The biggest contributions to the Portfolio’s return came from two companies involved in the energy sector which were unaffected (even buoyed perhaps) by the lower global oil price. Z Energy continued to grow its earnings and announced a transformational takeover of Caltex New Zealand, while New Zealand Refining benefitted from a positive external environment and changes which management have made there over the past couple of years.
Meridian Energy remains the largest holding in the Portfolio and continues to perform well. Its earnings and dividend should continue to grow modestly over the next couple of years.
The biggest detractors from performance were two media companies, TwentyFirst Century Fox and Sky Network Television. Both are facing disruption from internet TV providers like Netflix. We are conscious of the threat to these businesses and continue to monitor the situation closely.
Rio Tinto shares suffered as the iron ore price continued to fall, but the company remains a best-in-class miner and should happily ride out this commodity cycle, as it has done many times before.
As you may know, we look to invest the Portfolio in a small number of high-quality companies and monitor them closely but hold them for the long term. As per this strategy, there were relatively few changes to the Portfolio during the year. We added two companies and sold out of four.
NZ Funds KiwiSaver Scheme Growth Strategy
The Strategy returned -4.24% in December 2015, taking annual performance
2015 – return versus risk
After some years of strong returns, global share markets reported reasonably muted returns over 2015. To the end of November, global share markets rose on average by just under 5%. While this may seem disappointing, it actually bodes well for the future, as in previous years share market returns had outpaced the profit growth of the underlying companies. Over the year profit growth caught up, improving the valuation metrics of share markets.
One of the strongest regions over the 11 months to 30 November2015 was Europe which was up 15% on average. The Strategy maintained a large exposure to this region and this was one of the reasons the Strategy achieved a better return. Similarly, one of the worst performing regions was emerging markets (down 3.7%) which the Strategy had minimal exposure to over the year. Another major reason for the Strategy achieving a higher return was the active management of foreign currency exposure. Over the year we reduced the foreign currency hedging in the Strategy, taking active exposure to principally the United States dollar. This was beneficial to the Strategy.

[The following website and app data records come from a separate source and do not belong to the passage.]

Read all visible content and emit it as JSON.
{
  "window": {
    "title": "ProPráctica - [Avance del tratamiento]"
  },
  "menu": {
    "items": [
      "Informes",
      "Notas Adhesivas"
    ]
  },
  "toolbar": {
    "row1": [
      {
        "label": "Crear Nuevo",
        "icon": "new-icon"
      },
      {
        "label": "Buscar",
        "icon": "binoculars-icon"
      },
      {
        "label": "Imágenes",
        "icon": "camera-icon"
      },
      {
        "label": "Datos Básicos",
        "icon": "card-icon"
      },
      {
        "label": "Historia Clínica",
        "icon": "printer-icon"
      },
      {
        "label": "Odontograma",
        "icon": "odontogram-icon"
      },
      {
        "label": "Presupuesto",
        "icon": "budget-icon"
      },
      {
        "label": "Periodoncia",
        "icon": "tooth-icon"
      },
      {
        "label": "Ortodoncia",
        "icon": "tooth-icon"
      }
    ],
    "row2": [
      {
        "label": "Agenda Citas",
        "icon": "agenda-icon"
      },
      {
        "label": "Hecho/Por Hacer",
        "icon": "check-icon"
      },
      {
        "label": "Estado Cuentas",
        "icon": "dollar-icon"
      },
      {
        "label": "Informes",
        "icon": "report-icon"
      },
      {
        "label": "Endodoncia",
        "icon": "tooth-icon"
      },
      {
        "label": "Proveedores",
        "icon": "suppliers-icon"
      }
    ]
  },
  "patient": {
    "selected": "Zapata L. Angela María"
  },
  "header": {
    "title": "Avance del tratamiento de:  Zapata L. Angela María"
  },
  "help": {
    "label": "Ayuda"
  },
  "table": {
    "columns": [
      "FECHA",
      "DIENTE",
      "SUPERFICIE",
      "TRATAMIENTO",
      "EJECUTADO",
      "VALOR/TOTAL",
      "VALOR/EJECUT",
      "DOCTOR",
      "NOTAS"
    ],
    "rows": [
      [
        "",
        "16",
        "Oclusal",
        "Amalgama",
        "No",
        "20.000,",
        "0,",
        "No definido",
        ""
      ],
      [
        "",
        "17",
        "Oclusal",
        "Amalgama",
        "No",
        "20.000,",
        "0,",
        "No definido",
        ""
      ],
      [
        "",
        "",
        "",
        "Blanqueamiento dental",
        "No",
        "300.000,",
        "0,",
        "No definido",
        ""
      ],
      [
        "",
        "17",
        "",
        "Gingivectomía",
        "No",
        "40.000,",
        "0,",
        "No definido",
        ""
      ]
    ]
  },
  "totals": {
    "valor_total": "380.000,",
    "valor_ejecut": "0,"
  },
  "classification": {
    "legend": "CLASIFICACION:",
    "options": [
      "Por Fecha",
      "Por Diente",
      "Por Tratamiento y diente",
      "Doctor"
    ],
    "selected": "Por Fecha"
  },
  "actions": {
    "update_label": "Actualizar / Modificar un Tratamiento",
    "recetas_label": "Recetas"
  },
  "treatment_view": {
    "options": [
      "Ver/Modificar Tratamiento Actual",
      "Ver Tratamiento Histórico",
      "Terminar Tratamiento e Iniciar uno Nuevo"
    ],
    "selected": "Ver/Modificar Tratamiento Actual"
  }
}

Investing is not all about achieving high returns, as these can be followed by large negative returns. Managing risk is just as important. Over the year we were particularly pleased at our ability to preserve capital during share market declines. The largest decline the Strategy experienced over the 11 months to November2015 was 7.6%, compared with global share markets which on average experienced a decline of 13%. This means you, the client, has a smoother investment experience as well as achieving a higher return than a passive investment in global share markets.